↓

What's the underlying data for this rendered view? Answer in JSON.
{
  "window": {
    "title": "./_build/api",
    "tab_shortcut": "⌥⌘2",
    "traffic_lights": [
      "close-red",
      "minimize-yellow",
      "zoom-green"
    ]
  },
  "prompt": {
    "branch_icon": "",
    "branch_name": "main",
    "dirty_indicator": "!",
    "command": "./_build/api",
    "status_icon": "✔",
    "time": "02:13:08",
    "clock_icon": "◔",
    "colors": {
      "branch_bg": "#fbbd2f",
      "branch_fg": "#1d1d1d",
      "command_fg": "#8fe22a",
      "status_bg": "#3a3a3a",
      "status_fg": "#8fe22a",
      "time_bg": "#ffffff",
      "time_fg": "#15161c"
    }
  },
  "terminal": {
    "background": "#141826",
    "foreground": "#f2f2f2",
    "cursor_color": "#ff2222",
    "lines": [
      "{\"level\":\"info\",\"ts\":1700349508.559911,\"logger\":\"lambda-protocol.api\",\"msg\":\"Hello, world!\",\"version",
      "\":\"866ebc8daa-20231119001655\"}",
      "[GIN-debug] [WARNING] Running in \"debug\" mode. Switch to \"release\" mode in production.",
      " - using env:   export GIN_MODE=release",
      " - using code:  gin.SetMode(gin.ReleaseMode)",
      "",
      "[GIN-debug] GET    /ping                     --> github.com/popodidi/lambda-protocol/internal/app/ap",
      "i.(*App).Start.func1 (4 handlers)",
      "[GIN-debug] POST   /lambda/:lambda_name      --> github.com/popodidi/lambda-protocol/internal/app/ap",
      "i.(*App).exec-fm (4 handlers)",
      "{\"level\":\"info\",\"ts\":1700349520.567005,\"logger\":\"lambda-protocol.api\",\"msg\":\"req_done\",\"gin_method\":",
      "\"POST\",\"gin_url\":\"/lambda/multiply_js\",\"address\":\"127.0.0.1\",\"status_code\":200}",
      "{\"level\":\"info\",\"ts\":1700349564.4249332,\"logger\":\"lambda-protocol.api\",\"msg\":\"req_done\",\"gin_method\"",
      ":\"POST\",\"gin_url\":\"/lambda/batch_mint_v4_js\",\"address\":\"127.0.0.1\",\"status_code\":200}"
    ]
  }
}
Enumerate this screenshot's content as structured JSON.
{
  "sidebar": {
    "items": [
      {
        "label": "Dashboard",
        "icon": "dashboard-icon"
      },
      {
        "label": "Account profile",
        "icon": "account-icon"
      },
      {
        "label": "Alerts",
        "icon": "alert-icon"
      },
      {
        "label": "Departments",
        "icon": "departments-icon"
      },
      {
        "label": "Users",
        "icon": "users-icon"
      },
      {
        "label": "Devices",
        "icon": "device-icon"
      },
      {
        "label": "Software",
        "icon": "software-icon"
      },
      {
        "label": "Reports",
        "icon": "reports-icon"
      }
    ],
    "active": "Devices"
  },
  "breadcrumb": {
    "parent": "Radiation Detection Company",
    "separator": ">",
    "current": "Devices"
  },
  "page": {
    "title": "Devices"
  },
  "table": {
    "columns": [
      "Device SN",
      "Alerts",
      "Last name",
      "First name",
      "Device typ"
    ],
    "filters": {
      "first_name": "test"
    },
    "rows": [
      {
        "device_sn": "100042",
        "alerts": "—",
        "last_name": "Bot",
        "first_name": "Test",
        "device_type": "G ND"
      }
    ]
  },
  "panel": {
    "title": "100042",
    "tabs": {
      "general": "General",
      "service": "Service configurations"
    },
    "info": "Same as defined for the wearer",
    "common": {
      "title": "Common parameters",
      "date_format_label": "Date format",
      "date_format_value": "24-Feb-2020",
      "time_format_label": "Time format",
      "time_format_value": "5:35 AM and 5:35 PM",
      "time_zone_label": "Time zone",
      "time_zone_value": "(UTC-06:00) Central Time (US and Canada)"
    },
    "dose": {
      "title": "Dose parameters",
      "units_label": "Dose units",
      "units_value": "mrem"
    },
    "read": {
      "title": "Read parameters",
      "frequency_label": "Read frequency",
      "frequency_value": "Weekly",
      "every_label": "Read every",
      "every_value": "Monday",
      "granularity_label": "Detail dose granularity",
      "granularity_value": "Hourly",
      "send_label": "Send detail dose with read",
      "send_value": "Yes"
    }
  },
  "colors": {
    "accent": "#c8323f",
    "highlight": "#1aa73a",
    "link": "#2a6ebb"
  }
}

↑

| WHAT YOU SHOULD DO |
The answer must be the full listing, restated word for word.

| RESULT OF THE EXERCISE |
What's the underlying data for this rendered view? Answer in JSON.
{
  "window": {
    "title": "./_build/api",
    "tab_shortcut": "⌥⌘2",
    "traffic_lights": [
      "close-red",
      "minimize-yellow",
      "zoom-green"
    ]
  },
  "prompt": {
    "branch_icon": "",
    "branch_name": "main",
    "dirty_indicator": "!",
    "command": "./_build/api",
    "status_icon": "✔",
    "time": "02:13:08",
    "clock_icon": "◔",
    "colors": {
      "branch_bg": "#fbbd2f",
      "branch_fg": "#1d1d1d",
      "command_fg": "#8fe22a",
      "status_bg": "#3a3a3a",
      "status_fg": "#8fe22a",
      "time_bg": "#ffffff",
      "time_fg": "#15161c"
    }
  },
  "terminal": {
    "background": "#141826",
    "foreground": "#f2f2f2",
    "cursor_color": "#ff2222",
    "lines": [
      "{\"level\":\"info\",\"ts\":1700349508.559911,\"logger\":\"lambda-protocol.api\",\"msg\":\"Hello, world!\",\"version",
      "\":\"866ebc8daa-20231119001655\"}",
      "[GIN-debug] [WARNING] Running in \"debug\" mode. Switch to \"release\" mode in production.",
      " - using env:   export GIN_MODE=release",
      " - using code:  gin.SetMode(gin.ReleaseMode)",
      "",
      "[GIN-debug] GET    /ping                     --> github.com/popodidi/lambda-protocol/internal/app/ap",
      "i.(*App).Start.func1 (4 handlers)",
      "[GIN-debug] POST   /lambda/:lambda_name      --> github.com/popodidi/lambda-protocol/internal/app/ap",
      "i.(*App).exec-fm (4 handlers)",
      "{\"level\":\"info\",\"ts\":1700349520.567005,\"logger\":\"lambda-protocol.api\",\"msg\":\"req_done\",\"gin_method\":",
      "\"POST\",\"gin_url\":\"/lambda/multiply_js\",\"address\":\"127.0.0.1\",\"status_code\":200}",
      "{\"level\":\"info\",\"ts\":1700349564.4249332,\"logger\":\"lambda-protocol.api\",\"msg\":\"req_done\",\"gin_method\"",
      ":\"POST\",\"gin_url\":\"/lambda/batch_mint_v4_js\",\"address\":\"127.0.0.1\",\"status_code\":200}"
    ]
  }
}
Enumerate this screenshot's content as structured JSON.
{
  "sidebar": {
    "items": [
      {
        "label": "Dashboard",
        "icon": "dashboard-icon"
      },
      {
        "label": "Account profile",
        "icon": "account-icon"
      },
      {
        "label": "Alerts",
        "icon": "alert-icon"
      },
      {
        "label": "Departments",
        "icon": "departments-icon"
      },
      {
        "label": "Users",
        "icon": "users-icon"
      },
      {
        "label": "Devices",
        "icon": "device-icon"
      },
      {
        "label": "Software",
        "icon": "software-icon"
      },
      {
        "label": "Reports",
        "icon": "reports-icon"
      }
    ],
    "active": "Devices"
  },
  "breadcrumb": {
    "parent": "Radiation Detection Company",
    "separator": ">",
    "current": "Devices"
  },
  "page": {
    "title": "Devices"
  },
  "table": {
    "columns": [
      "Device SN",
      "Alerts",
      "Last name",
      "First name",
      "Device typ"
    ],
    "filters": {
      "first_name": "test"
    },
    "rows": [
      {
        "device_sn": "100042",
        "alerts": "—",
        "last_name": "Bot",
        "first_name": "Test",
        "device_type": "G ND"
      }
    ]
  },
  "panel": {
    "title": "100042",
    "tabs": {
      "general": "General",
      "service": "Service configurations"
    },
    "info": "Same as defined for the wearer",
    "common": {
      "title": "Common parameters",
      "date_format_label": "Date format",
      "date_format_value": "24-Feb-2020",
      "time_format_label": "Time format",
      "time_format_value": "5:35 AM and 5:35 PM",
      "time_zone_label": "Time zone",
      "time_zone_value": "(UTC-06:00) Central Time (US and Canada)"
    },
    "dose": {
      "title": "Dose parameters",
      "units_label": "Dose units",
      "units_value": "mrem"
    },
    "read": {
      "title": "Read parameters",
      "frequency_label": "Read frequency",
      "frequency_value": "Weekly",
      "every_label": "Read every",
      "every_value": "Monday",
      "granularity_label": "Detail dose granularity",
      "granularity_value": "Hourly",
      "send_label": "Send detail dose with read",
      "send_value": "Yes"
    }
  },
  "colors": {
    "accent": "#c8323f",
    "highlight": "#1aa73a",
    "link": "#2a6ebb"
  }
}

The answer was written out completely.